Please also notice that although your feelings of anger are undoubtedly laced with adjectives such as “greedy,” the deeper reason you might feel angry is that you’re mad someone put you in a pickle that threatens the burning prairies paradigm but, more significantly, threatens a super-paradigm whose shift has so many consequences that it feels terrifying. Remember that the paleontologist in Jurassic Park was overjoyed to see living dinosaurs. But he still nearly fainted from the emotional impact a person feels when a major paradigm moves out from under their feet and they suddenly find themselves in temporary free-fall. Do you see now why I put so much information about paradigm shifts in this exercise? If you skipped that stuff, this is the time to go back and pay close attention to it.
The smoke article presented a low-level threat to the super-paradigm too, but you were probably able to find a way to explain away or resolve the problem.
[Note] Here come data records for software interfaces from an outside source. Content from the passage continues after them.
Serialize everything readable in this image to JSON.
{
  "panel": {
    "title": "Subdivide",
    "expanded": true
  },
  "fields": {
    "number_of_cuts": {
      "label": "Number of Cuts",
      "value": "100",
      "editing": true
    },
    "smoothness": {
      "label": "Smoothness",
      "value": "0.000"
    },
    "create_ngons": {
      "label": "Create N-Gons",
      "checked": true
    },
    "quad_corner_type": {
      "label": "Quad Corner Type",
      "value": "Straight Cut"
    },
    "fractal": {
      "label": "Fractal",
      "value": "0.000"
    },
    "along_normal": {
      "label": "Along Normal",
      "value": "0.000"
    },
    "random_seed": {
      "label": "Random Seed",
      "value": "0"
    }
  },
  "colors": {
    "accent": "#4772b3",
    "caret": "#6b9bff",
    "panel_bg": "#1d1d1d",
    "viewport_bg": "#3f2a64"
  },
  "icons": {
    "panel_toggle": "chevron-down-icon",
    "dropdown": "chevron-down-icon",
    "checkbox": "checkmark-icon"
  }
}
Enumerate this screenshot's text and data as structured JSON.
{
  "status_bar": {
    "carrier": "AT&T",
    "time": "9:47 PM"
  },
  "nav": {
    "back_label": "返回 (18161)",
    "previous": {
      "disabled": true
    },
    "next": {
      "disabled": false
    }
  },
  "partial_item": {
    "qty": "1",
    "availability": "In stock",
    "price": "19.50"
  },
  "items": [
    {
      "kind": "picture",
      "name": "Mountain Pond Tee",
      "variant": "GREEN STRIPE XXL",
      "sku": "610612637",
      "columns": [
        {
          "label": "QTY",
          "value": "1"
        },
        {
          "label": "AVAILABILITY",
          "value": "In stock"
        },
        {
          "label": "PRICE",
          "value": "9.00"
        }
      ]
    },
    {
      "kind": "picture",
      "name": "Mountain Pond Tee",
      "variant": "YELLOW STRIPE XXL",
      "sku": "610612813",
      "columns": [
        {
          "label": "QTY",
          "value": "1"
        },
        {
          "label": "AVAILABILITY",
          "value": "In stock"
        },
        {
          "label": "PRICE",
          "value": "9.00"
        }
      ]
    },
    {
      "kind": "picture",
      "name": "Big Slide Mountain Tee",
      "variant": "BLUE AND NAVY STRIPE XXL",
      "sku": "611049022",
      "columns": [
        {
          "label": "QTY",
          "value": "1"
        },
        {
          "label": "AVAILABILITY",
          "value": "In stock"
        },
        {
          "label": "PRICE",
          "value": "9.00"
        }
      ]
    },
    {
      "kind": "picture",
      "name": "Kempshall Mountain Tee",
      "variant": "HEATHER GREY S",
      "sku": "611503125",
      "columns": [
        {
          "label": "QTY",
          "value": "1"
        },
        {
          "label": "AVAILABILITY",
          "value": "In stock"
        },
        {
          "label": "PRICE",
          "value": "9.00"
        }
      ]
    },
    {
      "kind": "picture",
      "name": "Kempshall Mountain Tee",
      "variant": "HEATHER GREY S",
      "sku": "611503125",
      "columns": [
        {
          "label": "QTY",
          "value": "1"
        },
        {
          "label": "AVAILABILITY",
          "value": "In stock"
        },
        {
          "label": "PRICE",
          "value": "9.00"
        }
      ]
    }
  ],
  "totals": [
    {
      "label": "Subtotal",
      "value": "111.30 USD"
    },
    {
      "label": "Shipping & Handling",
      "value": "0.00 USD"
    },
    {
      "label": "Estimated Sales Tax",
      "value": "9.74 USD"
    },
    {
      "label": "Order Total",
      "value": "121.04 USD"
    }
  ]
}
The reporter’s helpful quotes, and her choice of interviewees, helped you bend things enough to keep the prairie-burning paradigm largely secure. (One smoke sufferer even suggested she might have to move, which subtly suggested a larger solution to the whole problem — if you were willing to accept it as such.) The point is, because you were able to largely placate the threat to the burning-prairies paradigm within yourself, you could ignore the more subtle threat to the deeper super-paradigm. But the Furrow article presented an enormous threat to the super-paradigm, and in doing so it shattered the burning-prairies paradigm. Suddenly, instead of having a simple situation of good/bad or right/wrong, you were faced with a complicated situation in which some burns are good, some burns are bad, and you have absolutely no way to argue the difference between them that could hold up in business practice or a court of law — unless you’re willing to overturn the entire idea of burning as a natural part of environments that’s good for ecosystems. You knew there was something wrong but you couldn’t put your finger on it in a way that could prove it to anyone else.
Which, if you think about it, is the same way you felt about the powerline corridor clearings and their possible edge effects. The problem was simply smaller that time, so you were able to shrug it off and go on about your business. You can’t shrug off the Flint Hills burning situation unless you engage in the “third-step” kind of response to a paradigm shift that involves shutting down. And people do sometimes do that. But a stronger and more productive alternative is to face what happens if you let go of the old paradigm, as scary as that feels, so you can receive a new one. That new paradigm is the one you’ve been trying to find.
But you have to let go of the old paradigm first. So now we’ve got hold of it, let’s see what it looks like. Please go to The Burning Prairie Paradigm.